Eventually a different error message began to appear and, after a little closer analysis, I realized that the program had completely filled every last byte of storage space on my hard drive with its attempts, and those files were massively too large: Even when I simply tried to transcode video with no enhancement options whatsoever, Video Enhancer generated about 1GB of output for about every three seconds of video. That would make my 33 second video into an 11GB opus that could make James Cameron's IT director cry. Even with a terabyte of storage free, I found that the program chewed through the hard drive with reckless abandon.

Stoik Video Enhancer Expert Verdict »

1024 by 768 minimum display resolution
latest version of Windows Media Player and DirectX
  • Overall: We give this item 5 of 10 overall

Sadly, this version of Video Enhancer doesn't really make the cut, but perhaps your mileage may vary. Maybe the next release will be better, but for now, Stoik Video Enhancer is a great hard drive stress-test tool that, if you're luckier than me, may be able to convert and enhance your mobile phone videos as well.

  • Roxio MyDVD 9.0 Studio Premier

    Roxio MyDVD 9.0 Studio Premier

    Compiling a DVD project isn't the easiest task in the world. Roxio's MyDVD 9.0 Studio Premier offers a user-friendly interface that makes it simple to pick out the right tool for the job.

  • HTC HD Mini review

    HTC HD Mini

    The HTC HD Mini is a cut down version of the HTC HD2, and is sleeker and slimmer mobile phone device overall.

  • RealPlayer review


    RealPlayer, the venerable (if oft-maligned) multimedia playback software is back with a new beta. With the latest version of the software, it's number 14 but is simply being called RealPlayer, RealNetworks has enhanced the player's mobile capabilities, smartly taking aim at Android, BlackBerry and Nokia phones that lack the native media syncing solution that Apple's iPhone and iPod enjoy with iTunes.

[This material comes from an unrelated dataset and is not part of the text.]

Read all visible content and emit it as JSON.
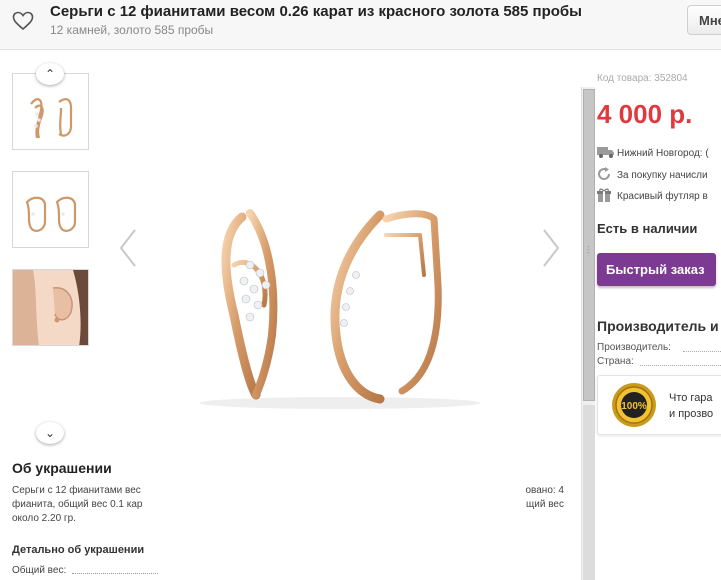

  • Ashampoo Photo Commander 9 review

    Ashampoo Photo Commander 9

    Ashampoo Photo Commander 9 isn't much of an upgrade on the previous iteration, but Photo Commander was already a comprehensive photo organizer and editor.

  • AKVIS Enhancer 9.1 review

    AKVIS Enhancer 9.1

    AKVIS Enhancer 9.1 is a tool which can reveal hidden details in unevenly exposed digital photos. It is available as a standalone application or as a plug-in to a photo editor such as Photoshop.

IDG UK Sites

Best camera phone of 2015: iPhone 6 Plus vs LG G4 vs Galaxy S6 vs One M9 vs Nexus 6

IDG UK Sites

In defence of BlackBerrys

IDG UK Sites

Why we should reserve judgement on Apple ditching Helvetica in OS X/iOS for the Apple Watch's San...

IDG UK Sites

Retina 3.3GHz iMac 27in preview: Apple cuts £400 of price of Retina iMac with new model